------ EXCERPTED RECORDS ------
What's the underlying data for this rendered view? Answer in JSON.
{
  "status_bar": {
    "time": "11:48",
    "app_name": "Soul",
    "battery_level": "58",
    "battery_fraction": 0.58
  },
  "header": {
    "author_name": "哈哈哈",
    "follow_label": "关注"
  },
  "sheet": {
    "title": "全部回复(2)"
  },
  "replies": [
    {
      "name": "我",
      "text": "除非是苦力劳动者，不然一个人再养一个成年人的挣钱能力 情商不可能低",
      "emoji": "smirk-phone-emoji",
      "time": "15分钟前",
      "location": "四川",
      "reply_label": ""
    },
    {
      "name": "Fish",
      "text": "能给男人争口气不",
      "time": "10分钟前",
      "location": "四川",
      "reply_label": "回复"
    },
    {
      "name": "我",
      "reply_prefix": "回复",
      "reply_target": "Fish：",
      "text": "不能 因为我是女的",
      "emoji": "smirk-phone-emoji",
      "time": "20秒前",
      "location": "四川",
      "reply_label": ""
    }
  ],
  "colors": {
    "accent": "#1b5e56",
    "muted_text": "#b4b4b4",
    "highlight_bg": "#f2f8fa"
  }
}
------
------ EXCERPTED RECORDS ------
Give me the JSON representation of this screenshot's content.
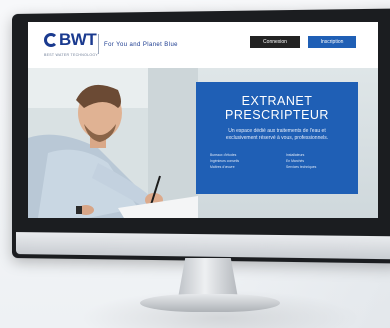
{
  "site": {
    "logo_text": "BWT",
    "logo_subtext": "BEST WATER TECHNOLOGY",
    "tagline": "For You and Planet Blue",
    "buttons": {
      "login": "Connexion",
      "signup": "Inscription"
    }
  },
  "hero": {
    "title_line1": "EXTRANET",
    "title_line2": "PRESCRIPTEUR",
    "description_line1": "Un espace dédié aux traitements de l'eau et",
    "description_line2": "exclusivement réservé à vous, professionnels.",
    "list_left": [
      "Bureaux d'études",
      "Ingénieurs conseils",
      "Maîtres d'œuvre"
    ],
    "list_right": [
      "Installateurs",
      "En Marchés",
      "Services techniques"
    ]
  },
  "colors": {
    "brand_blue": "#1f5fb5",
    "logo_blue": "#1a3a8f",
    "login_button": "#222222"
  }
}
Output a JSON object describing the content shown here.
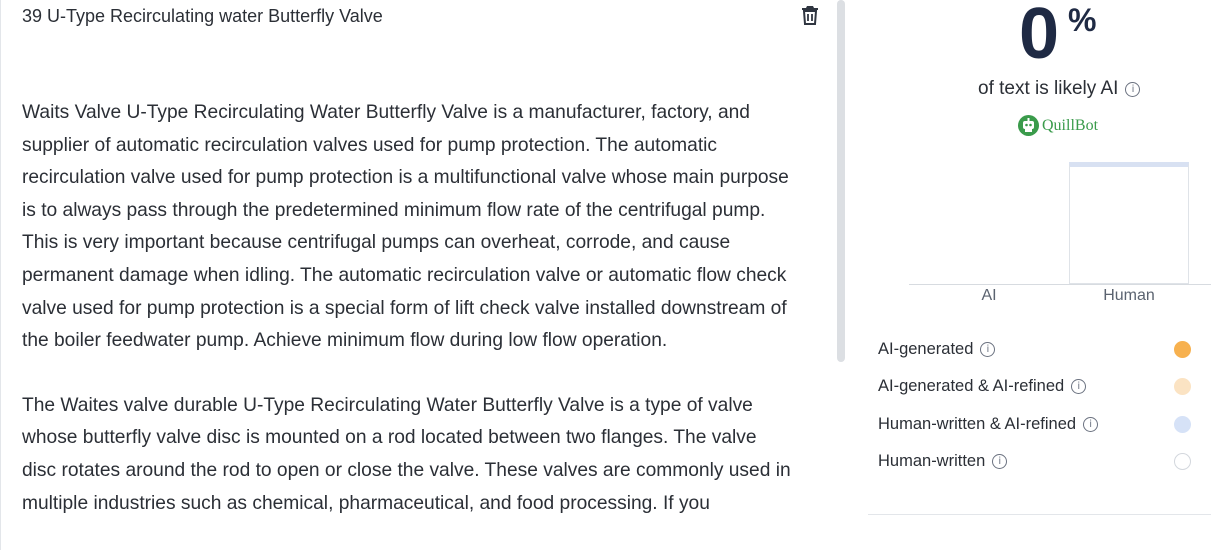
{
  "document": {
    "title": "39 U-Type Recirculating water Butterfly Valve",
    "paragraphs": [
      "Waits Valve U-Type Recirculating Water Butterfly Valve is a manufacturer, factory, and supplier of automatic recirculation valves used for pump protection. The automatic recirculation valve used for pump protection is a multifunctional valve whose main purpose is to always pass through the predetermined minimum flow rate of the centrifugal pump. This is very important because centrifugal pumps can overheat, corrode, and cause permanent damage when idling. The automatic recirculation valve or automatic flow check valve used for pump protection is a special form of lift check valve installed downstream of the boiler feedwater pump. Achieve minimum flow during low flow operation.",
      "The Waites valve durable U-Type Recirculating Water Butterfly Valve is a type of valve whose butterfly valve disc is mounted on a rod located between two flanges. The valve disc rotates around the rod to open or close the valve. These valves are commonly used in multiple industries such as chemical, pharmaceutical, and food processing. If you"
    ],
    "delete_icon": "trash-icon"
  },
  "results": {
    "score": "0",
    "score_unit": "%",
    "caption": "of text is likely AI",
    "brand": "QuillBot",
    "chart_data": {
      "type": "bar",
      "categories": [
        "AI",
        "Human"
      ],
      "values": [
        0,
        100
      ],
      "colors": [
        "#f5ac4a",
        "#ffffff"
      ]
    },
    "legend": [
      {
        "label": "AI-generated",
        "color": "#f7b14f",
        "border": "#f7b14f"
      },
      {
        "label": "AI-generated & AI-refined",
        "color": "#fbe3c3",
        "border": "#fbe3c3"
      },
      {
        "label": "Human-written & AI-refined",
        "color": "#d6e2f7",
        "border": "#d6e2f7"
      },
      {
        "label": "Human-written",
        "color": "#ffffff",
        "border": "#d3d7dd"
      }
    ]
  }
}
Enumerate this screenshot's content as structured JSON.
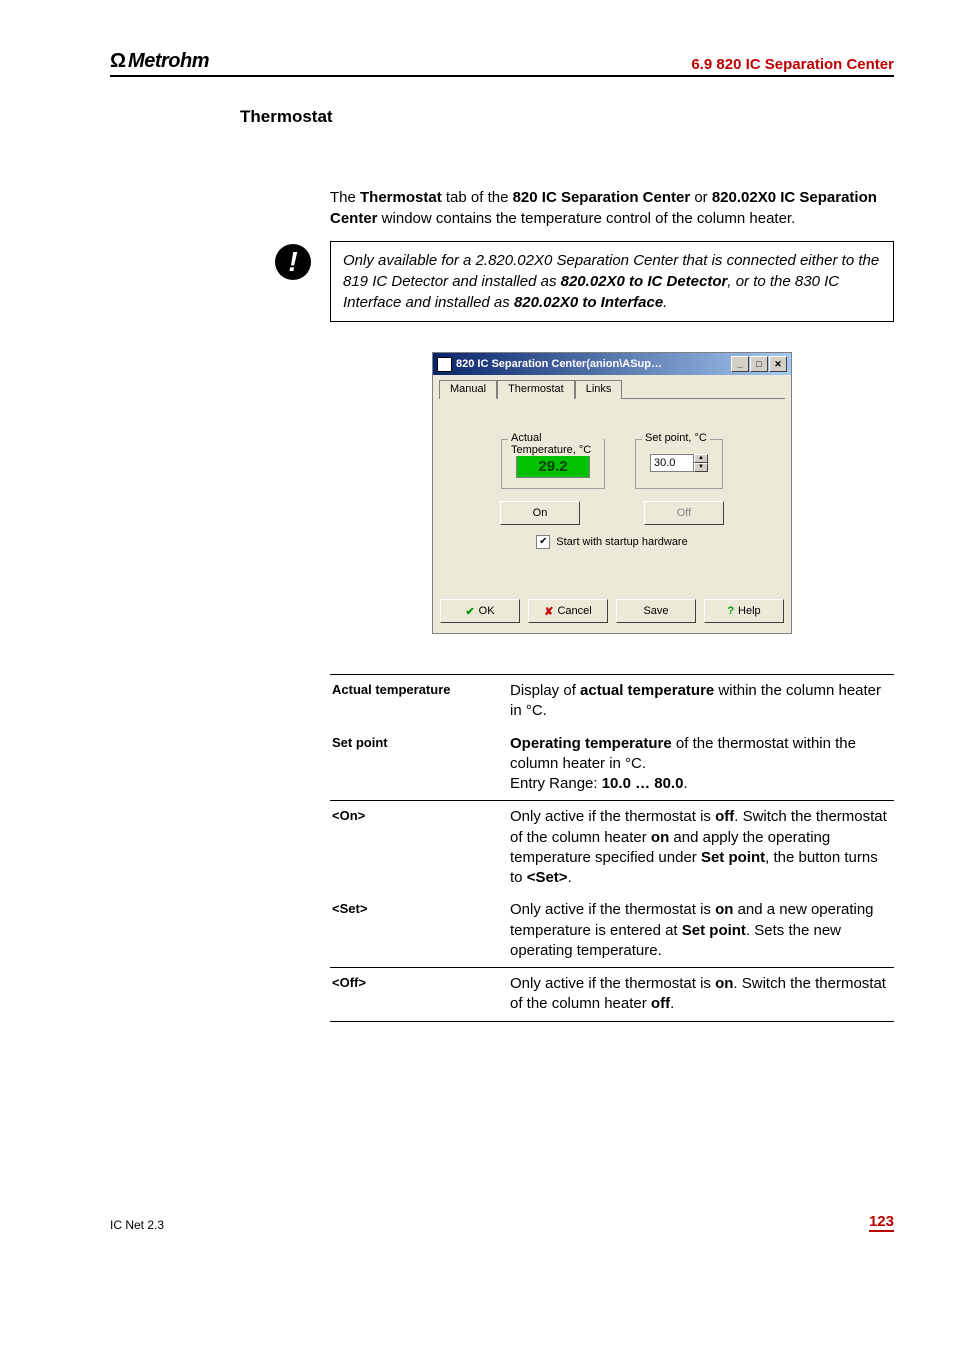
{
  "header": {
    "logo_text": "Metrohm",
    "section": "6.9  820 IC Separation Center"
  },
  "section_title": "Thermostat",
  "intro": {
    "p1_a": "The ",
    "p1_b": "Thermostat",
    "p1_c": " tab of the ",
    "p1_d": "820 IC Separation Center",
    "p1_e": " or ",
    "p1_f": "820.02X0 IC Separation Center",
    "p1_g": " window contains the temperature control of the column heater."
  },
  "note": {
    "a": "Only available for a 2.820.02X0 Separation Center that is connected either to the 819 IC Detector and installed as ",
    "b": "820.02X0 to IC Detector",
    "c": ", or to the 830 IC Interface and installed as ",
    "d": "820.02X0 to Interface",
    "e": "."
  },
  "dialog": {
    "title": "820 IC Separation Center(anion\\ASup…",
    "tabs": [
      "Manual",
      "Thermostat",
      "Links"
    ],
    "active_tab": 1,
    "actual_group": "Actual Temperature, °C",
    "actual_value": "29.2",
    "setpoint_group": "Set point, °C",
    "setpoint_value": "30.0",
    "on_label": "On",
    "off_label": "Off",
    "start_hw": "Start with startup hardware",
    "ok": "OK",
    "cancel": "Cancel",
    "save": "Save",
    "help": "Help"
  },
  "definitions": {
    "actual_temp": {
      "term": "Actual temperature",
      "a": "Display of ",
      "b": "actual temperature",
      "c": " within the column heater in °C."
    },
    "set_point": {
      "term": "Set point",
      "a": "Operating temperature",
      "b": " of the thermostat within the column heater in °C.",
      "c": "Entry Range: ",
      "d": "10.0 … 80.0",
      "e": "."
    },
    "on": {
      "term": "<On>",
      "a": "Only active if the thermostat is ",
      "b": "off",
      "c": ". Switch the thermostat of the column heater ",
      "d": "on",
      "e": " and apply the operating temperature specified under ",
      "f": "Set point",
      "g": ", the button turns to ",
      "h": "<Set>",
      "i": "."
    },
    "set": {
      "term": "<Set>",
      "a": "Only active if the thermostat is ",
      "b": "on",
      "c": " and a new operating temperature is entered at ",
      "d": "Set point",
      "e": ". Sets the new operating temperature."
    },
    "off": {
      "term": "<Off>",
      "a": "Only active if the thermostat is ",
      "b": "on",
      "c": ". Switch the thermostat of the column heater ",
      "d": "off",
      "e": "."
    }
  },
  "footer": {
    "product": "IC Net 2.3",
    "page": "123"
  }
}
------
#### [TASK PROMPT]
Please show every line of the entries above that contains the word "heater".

#### [OUTPUT FOR THIS TASK]
    "p1_g": " window contains the temperature control of the column heater."
      "c": " within the column heater in °C."
      "b": " of the thermostat within the column heater in °C.",
      "c": ". Switch the thermostat of the column heater ",
      "c": ". Switch the thermostat of the column heater ",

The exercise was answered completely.